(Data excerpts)

<<<<

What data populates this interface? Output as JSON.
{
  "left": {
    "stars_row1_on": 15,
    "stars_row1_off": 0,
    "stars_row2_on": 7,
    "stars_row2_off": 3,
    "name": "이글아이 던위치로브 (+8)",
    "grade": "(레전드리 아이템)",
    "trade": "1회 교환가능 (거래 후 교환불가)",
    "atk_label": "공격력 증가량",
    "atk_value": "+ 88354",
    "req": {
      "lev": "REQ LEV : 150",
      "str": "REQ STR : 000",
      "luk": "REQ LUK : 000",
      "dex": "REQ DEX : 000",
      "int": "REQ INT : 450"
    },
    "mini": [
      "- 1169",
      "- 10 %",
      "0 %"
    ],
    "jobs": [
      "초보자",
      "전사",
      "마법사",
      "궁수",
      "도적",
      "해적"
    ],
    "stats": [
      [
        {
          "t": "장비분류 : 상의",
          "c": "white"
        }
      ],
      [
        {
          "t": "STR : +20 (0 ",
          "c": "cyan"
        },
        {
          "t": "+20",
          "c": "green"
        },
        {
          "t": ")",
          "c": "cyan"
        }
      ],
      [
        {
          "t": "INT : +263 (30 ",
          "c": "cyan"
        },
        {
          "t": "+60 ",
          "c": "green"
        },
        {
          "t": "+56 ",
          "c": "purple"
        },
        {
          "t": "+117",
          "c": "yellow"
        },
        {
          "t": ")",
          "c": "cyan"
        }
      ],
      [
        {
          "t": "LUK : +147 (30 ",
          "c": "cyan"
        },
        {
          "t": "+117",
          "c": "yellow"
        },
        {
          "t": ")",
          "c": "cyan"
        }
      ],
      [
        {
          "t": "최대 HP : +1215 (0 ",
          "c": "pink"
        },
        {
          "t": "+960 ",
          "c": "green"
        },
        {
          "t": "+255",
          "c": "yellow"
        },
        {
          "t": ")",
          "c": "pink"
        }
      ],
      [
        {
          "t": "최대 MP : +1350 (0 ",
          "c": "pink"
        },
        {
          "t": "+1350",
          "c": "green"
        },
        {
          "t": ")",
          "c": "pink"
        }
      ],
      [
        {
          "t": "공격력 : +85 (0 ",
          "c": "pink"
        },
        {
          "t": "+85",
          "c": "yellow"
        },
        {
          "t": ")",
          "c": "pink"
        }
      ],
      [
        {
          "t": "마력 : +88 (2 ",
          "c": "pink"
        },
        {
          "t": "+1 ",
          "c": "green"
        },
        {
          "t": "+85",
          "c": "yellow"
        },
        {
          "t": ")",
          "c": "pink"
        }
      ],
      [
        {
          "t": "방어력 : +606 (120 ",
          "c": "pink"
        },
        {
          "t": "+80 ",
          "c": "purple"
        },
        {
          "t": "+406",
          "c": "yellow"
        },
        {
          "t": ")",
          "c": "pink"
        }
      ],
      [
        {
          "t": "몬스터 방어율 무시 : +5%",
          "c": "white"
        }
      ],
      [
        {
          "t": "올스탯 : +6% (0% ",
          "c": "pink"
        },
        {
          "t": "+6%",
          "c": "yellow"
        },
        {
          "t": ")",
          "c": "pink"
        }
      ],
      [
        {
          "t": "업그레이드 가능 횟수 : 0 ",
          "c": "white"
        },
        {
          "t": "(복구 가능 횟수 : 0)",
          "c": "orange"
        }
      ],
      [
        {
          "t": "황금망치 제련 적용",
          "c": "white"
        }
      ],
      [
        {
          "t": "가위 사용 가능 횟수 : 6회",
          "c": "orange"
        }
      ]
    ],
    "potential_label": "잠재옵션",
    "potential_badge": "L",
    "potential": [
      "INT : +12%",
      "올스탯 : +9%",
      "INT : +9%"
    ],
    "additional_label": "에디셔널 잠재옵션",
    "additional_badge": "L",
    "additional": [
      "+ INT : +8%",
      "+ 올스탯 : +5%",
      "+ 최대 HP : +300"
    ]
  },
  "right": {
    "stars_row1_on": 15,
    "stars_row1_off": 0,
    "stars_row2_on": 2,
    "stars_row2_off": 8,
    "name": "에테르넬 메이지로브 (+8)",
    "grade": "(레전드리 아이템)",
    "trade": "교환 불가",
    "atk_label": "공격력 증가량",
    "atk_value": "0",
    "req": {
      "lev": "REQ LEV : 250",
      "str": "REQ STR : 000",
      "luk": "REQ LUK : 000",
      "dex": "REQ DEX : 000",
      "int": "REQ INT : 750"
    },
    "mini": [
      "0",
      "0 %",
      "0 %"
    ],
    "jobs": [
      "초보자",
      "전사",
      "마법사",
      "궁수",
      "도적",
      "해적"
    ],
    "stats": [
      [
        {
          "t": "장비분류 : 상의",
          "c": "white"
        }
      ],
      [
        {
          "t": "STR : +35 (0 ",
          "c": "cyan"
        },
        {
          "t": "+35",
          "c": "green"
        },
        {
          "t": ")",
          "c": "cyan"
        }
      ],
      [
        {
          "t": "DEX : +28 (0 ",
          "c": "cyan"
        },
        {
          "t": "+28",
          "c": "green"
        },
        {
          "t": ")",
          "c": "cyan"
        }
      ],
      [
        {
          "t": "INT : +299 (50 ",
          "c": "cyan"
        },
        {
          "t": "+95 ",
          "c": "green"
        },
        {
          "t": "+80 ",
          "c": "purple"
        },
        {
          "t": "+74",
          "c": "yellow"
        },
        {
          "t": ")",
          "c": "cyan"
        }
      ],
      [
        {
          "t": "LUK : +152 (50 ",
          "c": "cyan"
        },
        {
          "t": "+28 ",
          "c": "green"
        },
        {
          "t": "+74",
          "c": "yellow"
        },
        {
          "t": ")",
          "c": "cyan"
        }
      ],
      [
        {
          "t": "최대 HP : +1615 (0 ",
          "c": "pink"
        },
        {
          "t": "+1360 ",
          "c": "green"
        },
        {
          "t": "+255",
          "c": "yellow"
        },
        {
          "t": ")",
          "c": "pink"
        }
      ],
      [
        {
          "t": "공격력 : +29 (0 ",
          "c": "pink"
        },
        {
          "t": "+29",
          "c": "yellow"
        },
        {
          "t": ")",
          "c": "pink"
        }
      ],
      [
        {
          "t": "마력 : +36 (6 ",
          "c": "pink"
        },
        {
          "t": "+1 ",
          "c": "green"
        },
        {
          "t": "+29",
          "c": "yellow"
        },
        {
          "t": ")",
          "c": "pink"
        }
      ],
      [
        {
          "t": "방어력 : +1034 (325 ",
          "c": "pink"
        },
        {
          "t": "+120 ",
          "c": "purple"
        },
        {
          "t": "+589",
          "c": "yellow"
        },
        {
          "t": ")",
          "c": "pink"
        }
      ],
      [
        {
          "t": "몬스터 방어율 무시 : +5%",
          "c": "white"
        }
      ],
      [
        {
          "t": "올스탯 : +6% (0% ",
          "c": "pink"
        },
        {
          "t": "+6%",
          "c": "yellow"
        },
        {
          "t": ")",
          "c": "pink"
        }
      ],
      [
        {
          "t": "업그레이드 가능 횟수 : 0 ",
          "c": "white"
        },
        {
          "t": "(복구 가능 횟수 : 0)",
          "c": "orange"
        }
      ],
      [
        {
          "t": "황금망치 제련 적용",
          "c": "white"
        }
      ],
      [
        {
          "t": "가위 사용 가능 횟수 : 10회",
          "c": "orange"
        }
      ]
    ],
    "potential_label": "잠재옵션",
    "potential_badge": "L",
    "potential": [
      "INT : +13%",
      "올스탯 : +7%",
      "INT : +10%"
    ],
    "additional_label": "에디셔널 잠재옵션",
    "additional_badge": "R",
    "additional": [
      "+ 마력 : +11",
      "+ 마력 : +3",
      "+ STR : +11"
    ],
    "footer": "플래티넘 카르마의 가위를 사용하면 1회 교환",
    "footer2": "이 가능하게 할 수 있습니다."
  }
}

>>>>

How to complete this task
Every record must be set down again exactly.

Answer section
What data populates this interface? Output as JSON.
{
  "left": {
    "stars_row1_on": 15,
    "stars_row1_off": 0,
    "stars_row2_on": 7,
    "stars_row2_off": 3,
    "name": "이글아이 던위치로브 (+8)",
    "grade": "(레전드리 아이템)",
    "trade": "1회 교환가능 (거래 후 교환불가)",
    "atk_label": "공격력 증가량",
    "atk_value": "+ 88354",
    "req": {
      "lev": "REQ LEV : 150",
      "str": "REQ STR : 000",
      "luk": "REQ LUK : 000",
      "dex": "REQ DEX : 000",
      "int": "REQ INT : 450"
    },
    "mini": [
      "- 1169",
      "- 10 %",
      "0 %"
    ],
    "jobs": [
      "초보자",
      "전사",
      "마법사",
      "궁수",
      "도적",
      "해적"
    ],
    "stats": [
      [
        {
          "t": "장비분류 : 상의",
          "c": "white"
        }
      ],
      [
        {
          "t": "STR : +20 (0 ",
          "c": "cyan"
        },
        {
          "t": "+20",
          "c": "green"
        },
        {
          "t": ")",
          "c": "cyan"
        }
      ],
      [
        {
          "t": "INT : +263 (30 ",
          "c": "cyan"
        },
        {
          "t": "+60 ",
          "c": "green"
        },
        {
          "t": "+56 ",
          "c": "purple"
        },
        {
          "t": "+117",
          "c": "yellow"
        },
        {
          "t": ")",
          "c": "cyan"
        }
      ],
      [
        {
          "t": "LUK : +147 (30 ",
          "c": "cyan"
        },
        {
          "t": "+117",
          "c": "yellow"
        },
        {
          "t": ")",
          "c": "cyan"
        }
      ],
      [
        {
          "t": "최대 HP : +1215 (0 ",
          "c": "pink"
        },
        {
          "t": "+960 ",
          "c": "green"
        },
        {
          "t": "+255",
          "c": "yellow"
        },
        {
          "t": ")",
          "c": "pink"
        }
      ],
      [
        {
          "t": "최대 MP : +1350 (0 ",
          "c": "pink"
        },
        {
          "t": "+1350",
          "c": "green"
        },
        {
          "t": ")",
          "c": "pink"
        }
      ],
      [
        {
          "t": "공격력 : +85 (0 ",
          "c": "pink"
        },
        {
          "t": "+85",
          "c": "yellow"
        },
        {
          "t": ")",
          "c": "pink"
        }
      ],
      [
        {
          "t": "마력 : +88 (2 ",
          "c": "pink"
        },
        {
          "t": "+1 ",
          "c": "green"
        },
        {
          "t": "+85",
          "c": "yellow"
        },
        {
          "t": ")",
          "c": "pink"
        }
      ],
      [
        {
          "t": "방어력 : +606 (120 ",
          "c": "pink"
        },
        {
          "t": "+80 ",
          "c": "purple"
        },
        {
          "t": "+406",
          "c": "yellow"
        },
        {
          "t": ")",
          "c": "pink"
        }
      ],
      [
        {
          "t": "몬스터 방어율 무시 : +5%",
          "c": "white"
        }
      ],
      [
        {
          "t": "올스탯 : +6% (0% ",
          "c": "pink"
        },
        {
          "t": "+6%",
          "c": "yellow"
        },
        {
          "t": ")",
          "c": "pink"
        }
      ],
      [
        {
          "t": "업그레이드 가능 횟수 : 0 ",
          "c": "white"
        },
        {
          "t": "(복구 가능 횟수 : 0)",
          "c": "orange"
        }
      ],
      [
        {
          "t": "황금망치 제련 적용",
          "c": "white"
        }
      ],
      [
        {
          "t": "가위 사용 가능 횟수 : 6회",
          "c": "orange"
        }
      ]
    ],
    "potential_label": "잠재옵션",
    "potential_badge": "L",
    "potential": [
      "INT : +12%",
      "올스탯 : +9%",
      "INT : +9%"
    ],
    "additional_label": "에디셔널 잠재옵션",
    "additional_badge": "L",
    "additional": [
      "+ INT : +8%",
      "+ 올스탯 : +5%",
      "+ 최대 HP : +300"
    ]
  },
  "right": {
    "stars_row1_on": 15,
    "stars_row1_off": 0,
    "stars_row2_on": 2,
    "stars_row2_off": 8,
    "name": "에테르넬 메이지로브 (+8)",
    "grade": "(레전드리 아이템)",
    "trade": "교환 불가",
    "atk_label": "공격력 증가량",
    "atk_value": "0",
    "req": {
      "lev": "REQ LEV : 250",
      "str": "REQ STR : 000",
      "luk": "REQ LUK : 000",
      "dex": "REQ DEX : 000",
      "int": "REQ INT : 750"
    },
    "mini": [
      "0",
      "0 %",
      "0 %"
    ],
    "jobs": [
      "초보자",
      "전사",
      "마법사",
      "궁수",
      "도적",
      "해적"
    ],
    "stats": [
      [
        {
          "t": "장비분류 : 상의",
          "c": "white"
        }
      ],
      [
        {
          "t": "STR : +35 (0 ",
          "c": "cyan"
        },
        {
          "t": "+35",
          "c": "green"
        },
        {
          "t": ")",
          "c": "cyan"
        }
      ],
      [
        {
          "t": "DEX : +28 (0 ",
          "c": "cyan"
        },
        {
          "t": "+28",
          "c": "green"
        },
        {
          "t": ")",
          "c": "cyan"
        }
      ],
      [
        {
          "t": "INT : +299 (50 ",
          "c": "cyan"
        },
        {
          "t": "+95 ",
          "c": "green"
        },
        {
          "t": "+80 ",
          "c": "purple"
        },
        {
          "t": "+74",
          "c": "yellow"
        },
        {
          "t": ")",
          "c": "cyan"
        }
      ],
      [
        {
          "t": "LUK : +152 (50 ",
          "c": "cyan"
        },
        {
          "t": "+28 ",
          "c": "green"
        },
        {
          "t": "+74",
          "c": "yellow"
        },
        {
          "t": ")",
          "c": "cyan"
        }
      ],
      [
        {
          "t": "최대 HP : +1615 (0 ",
          "c": "pink"
        },
        {
          "t": "+1360 ",
          "c": "green"
        },
        {
          "t": "+255",
          "c": "yellow"
        },
        {
          "t": ")",
          "c": "pink"
        }
      ],
      [
        {
          "t": "공격력 : +29 (0 ",
          "c": "pink"
        },
        {
          "t": "+29",
          "c": "yellow"
        },
        {
          "t": ")",
          "c": "pink"
        }
      ],
      [
        {
          "t": "마력 : +36 (6 ",
          "c": "pink"
        },
        {
          "t": "+1 ",
          "c": "green"
        },
        {
          "t": "+29",
          "c": "yellow"
        },
        {
          "t": ")",
          "c": "pink"
        }
      ],
      [
        {
          "t": "방어력 : +1034 (325 ",
          "c": "pink"
        },
        {
          "t": "+120 ",
          "c": "purple"
        },
        {
          "t": "+589",
          "c": "yellow"
        },
        {
          "t": ")",
          "c": "pink"
        }
      ],
      [
        {
          "t": "몬스터 방어율 무시 : +5%",
          "c": "white"
        }
      ],
      [
        {
          "t": "올스탯 : +6% (0% ",
          "c": "pink"
        },
        {
          "t": "+6%",
          "c": "yellow"
        },
        {
          "t": ")",
          "c": "pink"
        }
      ],
      [
        {
          "t": "업그레이드 가능 횟수 : 0 ",
          "c": "white"
        },
        {
          "t": "(복구 가능 횟수 : 0)",
          "c": "orange"
        }
      ],
      [
        {
          "t": "황금망치 제련 적용",
          "c": "white"
        }
      ],
      [
        {
          "t": "가위 사용 가능 횟수 : 10회",
          "c": "orange"
        }
      ]
    ],
    "potential_label": "잠재옵션",
    "potential_badge": "L",
    "potential": [
      "INT : +13%",
      "올스탯 : +7%",
      "INT : +10%"
    ],
    "additional_label": "에디셔널 잠재옵션",
    "additional_badge": "R",
    "additional": [
      "+ 마력 : +11",
      "+ 마력 : +3",
      "+ STR : +11"
    ],
    "footer": "플래티넘 카르마의 가위를 사용하면 1회 교환",
    "footer2": "이 가능하게 할 수 있습니다."
  }
}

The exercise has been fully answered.